TASK TO COMPLETE
For this exercise, restate every line below word for word and drop the images.

MATERIAL FOR THIS EXERCISE
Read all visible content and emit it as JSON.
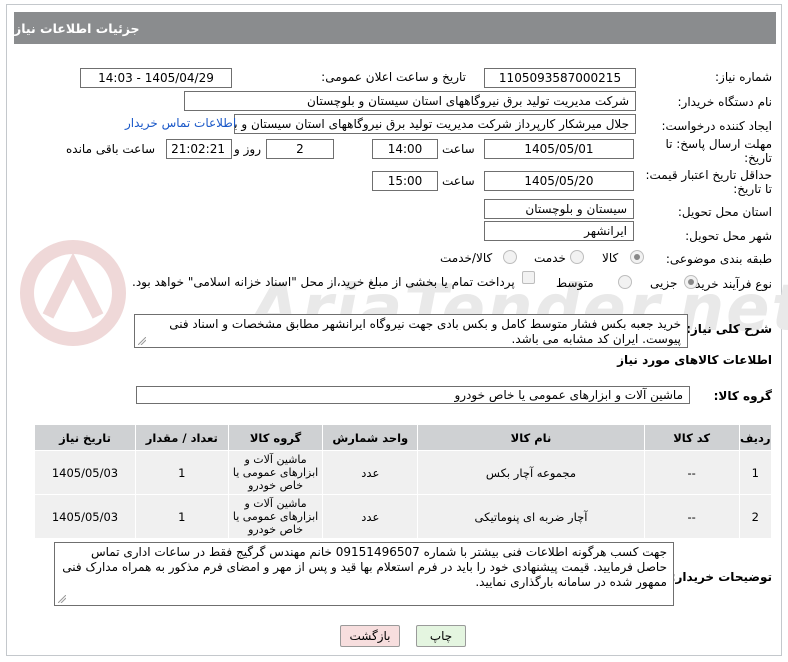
{
  "header": {
    "title": "جزئیات اطلاعات نیاز"
  },
  "watermark": "AriaTender.net",
  "form": {
    "need_number_label": "شماره نیاز:",
    "need_number": "1105093587000215",
    "announce_label": "تاریخ و ساعت اعلان عمومی:",
    "announce_value": "1405/04/29 - 14:03",
    "buyer_label": "نام دستگاه خریدار:",
    "buyer_value": "شرکت مدیریت تولید برق نیروگاههای استان سیستان و بلوچستان",
    "creator_label": "ایجاد کننده درخواست:",
    "creator_value": "جلال میرشکار کارپرداز شرکت مدیریت تولید برق نیروگاههای استان سیستان و بلوچستان",
    "contact_link": "اطلاعات تماس خریدار",
    "deadline_label_1": "مهلت ارسال پاسخ: تا",
    "deadline_label_2": "تاریخ:",
    "deadline_date": "1405/05/01",
    "time_label": "ساعت",
    "deadline_time": "14:00",
    "days_value": "2",
    "days_label": "روز و",
    "remaining_time": "21:02:21",
    "remaining_label": "ساعت باقی مانده",
    "validity_label_1": "حداقل تاریخ اعتبار قیمت:",
    "validity_label_2": "تا تاریخ:",
    "validity_date": "1405/05/20",
    "validity_time": "15:00",
    "province_label": "استان محل تحویل:",
    "province_value": "سیستان و بلوچستان",
    "city_label": "شهر محل تحویل:",
    "city_value": "ایرانشهر",
    "category_label": "طبقه بندی موضوعی:",
    "category_options": [
      "کالا",
      "خدمت",
      "کالا/خدمت"
    ],
    "category_selected": "کالا",
    "process_label": "نوع فرآیند خرید :",
    "process_options": [
      "جزیی",
      "متوسط"
    ],
    "process_selected": "جزیی",
    "payment_note": "پرداخت تمام یا بخشی از مبلغ خرید،از محل \"اسناد خزانه اسلامی\" خواهد بود.",
    "description_label": "شرح کلی نیاز:",
    "description_text": "خرید جعبه بکس فشار متوسط کامل و بکس بادی جهت نیروگاه ایرانشهر مطابق مشخصات و اسناد فنی پیوست. ایران کد مشابه می باشد."
  },
  "goods": {
    "section_title": "اطلاعات کالاهای مورد نیاز",
    "group_label": "گروه کالا:",
    "group_value": "ماشین آلات و ابزارهای عمومی یا خاص خودرو",
    "columns": [
      "ردیف",
      "کد کالا",
      "نام کالا",
      "واحد شمارش",
      "گروه کالا",
      "تعداد / مقدار",
      "تاریخ نیاز"
    ],
    "rows": [
      {
        "row": "1",
        "code": "--",
        "name": "مجموعه آچار بکس",
        "unit": "عدد",
        "group": "ماشین آلات و ابزارهای عمومی یا خاص خودرو",
        "qty": "1",
        "date": "1405/05/03"
      },
      {
        "row": "2",
        "code": "--",
        "name": "آچار ضربه ای پنوماتیکی",
        "unit": "عدد",
        "group": "ماشین آلات و ابزارهای عمومی یا خاص خودرو",
        "qty": "1",
        "date": "1405/05/03"
      }
    ]
  },
  "buyer_notes": {
    "label": "توضیحات خریدار:",
    "text": "جهت کسب هرگونه اطلاعات فنی بیشتر با شماره 09151496507 خانم مهندس گرگیج فقط در ساعات اداری تماس حاصل فرمایید. قیمت پیشنهادی خود را باید در فرم استعلام بها قید و پس از مهر و امضای فرم مذکور به همراه مدارک فنی ممهور شده در سامانه بارگذاری نمایید."
  },
  "buttons": {
    "print": "چاپ",
    "back": "بازگشت"
  },
  "colors": {
    "header_bg": "#8a8c8e",
    "table_header_bg": "#cfd1d3",
    "link": "#1a58c8",
    "back_button_bg": "#f7dede",
    "print_button_bg": "#e4f5e0"
  }
}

YOUR RESPONSE
Read all visible content and emit it as JSON.
{
  "header": {
    "title": "جزئیات اطلاعات نیاز"
  },
  "watermark": "AriaTender.net",
  "form": {
    "need_number_label": "شماره نیاز:",
    "need_number": "1105093587000215",
    "announce_label": "تاریخ و ساعت اعلان عمومی:",
    "announce_value": "1405/04/29 - 14:03",
    "buyer_label": "نام دستگاه خریدار:",
    "buyer_value": "شرکت مدیریت تولید برق نیروگاههای استان سیستان و بلوچستان",
    "creator_label": "ایجاد کننده درخواست:",
    "creator_value": "جلال میرشکار کارپرداز شرکت مدیریت تولید برق نیروگاههای استان سیستان و بلوچستان",
    "contact_link": "اطلاعات تماس خریدار",
    "deadline_label_1": "مهلت ارسال پاسخ: تا",
    "deadline_label_2": "تاریخ:",
    "deadline_date": "1405/05/01",
    "time_label": "ساعت",
    "deadline_time": "14:00",
    "days_value": "2",
    "days_label": "روز و",
    "remaining_time": "21:02:21",
    "remaining_label": "ساعت باقی مانده",
    "validity_label_1": "حداقل تاریخ اعتبار قیمت:",
    "validity_label_2": "تا تاریخ:",
    "validity_date": "1405/05/20",
    "validity_time": "15:00",
    "province_label": "استان محل تحویل:",
    "province_value": "سیستان و بلوچستان",
    "city_label": "شهر محل تحویل:",
    "city_value": "ایرانشهر",
    "category_label": "طبقه بندی موضوعی:",
    "category_options": [
      "کالا",
      "خدمت",
      "کالا/خدمت"
    ],
    "category_selected": "کالا",
    "process_label": "نوع فرآیند خرید :",
    "process_options": [
      "جزیی",
      "متوسط"
    ],
    "process_selected": "جزیی",
    "payment_note": "پرداخت تمام یا بخشی از مبلغ خرید،از محل \"اسناد خزانه اسلامی\" خواهد بود.",
    "description_label": "شرح کلی نیاز:",
    "description_text": "خرید جعبه بکس فشار متوسط کامل و بکس بادی جهت نیروگاه ایرانشهر مطابق مشخصات و اسناد فنی پیوست. ایران کد مشابه می باشد."
  },
  "goods": {
    "section_title": "اطلاعات کالاهای مورد نیاز",
    "group_label": "گروه کالا:",
    "group_value": "ماشین آلات و ابزارهای عمومی یا خاص خودرو",
    "columns": [
      "ردیف",
      "کد کالا",
      "نام کالا",
      "واحد شمارش",
      "گروه کالا",
      "تعداد / مقدار",
      "تاریخ نیاز"
    ],
    "rows": [
      {
        "row": "1",
        "code": "--",
        "name": "مجموعه آچار بکس",
        "unit": "عدد",
        "group": "ماشین آلات و ابزارهای عمومی یا خاص خودرو",
        "qty": "1",
        "date": "1405/05/03"
      },
      {
        "row": "2",
        "code": "--",
        "name": "آچار ضربه ای پنوماتیکی",
        "unit": "عدد",
        "group": "ماشین آلات و ابزارهای عمومی یا خاص خودرو",
        "qty": "1",
        "date": "1405/05/03"
      }
    ]
  },
  "buyer_notes": {
    "label": "توضیحات خریدار:",
    "text": "جهت کسب هرگونه اطلاعات فنی بیشتر با شماره 09151496507 خانم مهندس گرگیج فقط در ساعات اداری تماس حاصل فرمایید. قیمت پیشنهادی خود را باید در فرم استعلام بها قید و پس از مهر و امضای فرم مذکور به همراه مدارک فنی ممهور شده در سامانه بارگذاری نمایید."
  },
  "buttons": {
    "print": "چاپ",
    "back": "بازگشت"
  },
  "colors": {
    "header_bg": "#8a8c8e",
    "table_header_bg": "#cfd1d3",
    "link": "#1a58c8",
    "back_button_bg": "#f7dede",
    "print_button_bg": "#e4f5e0"
  }
}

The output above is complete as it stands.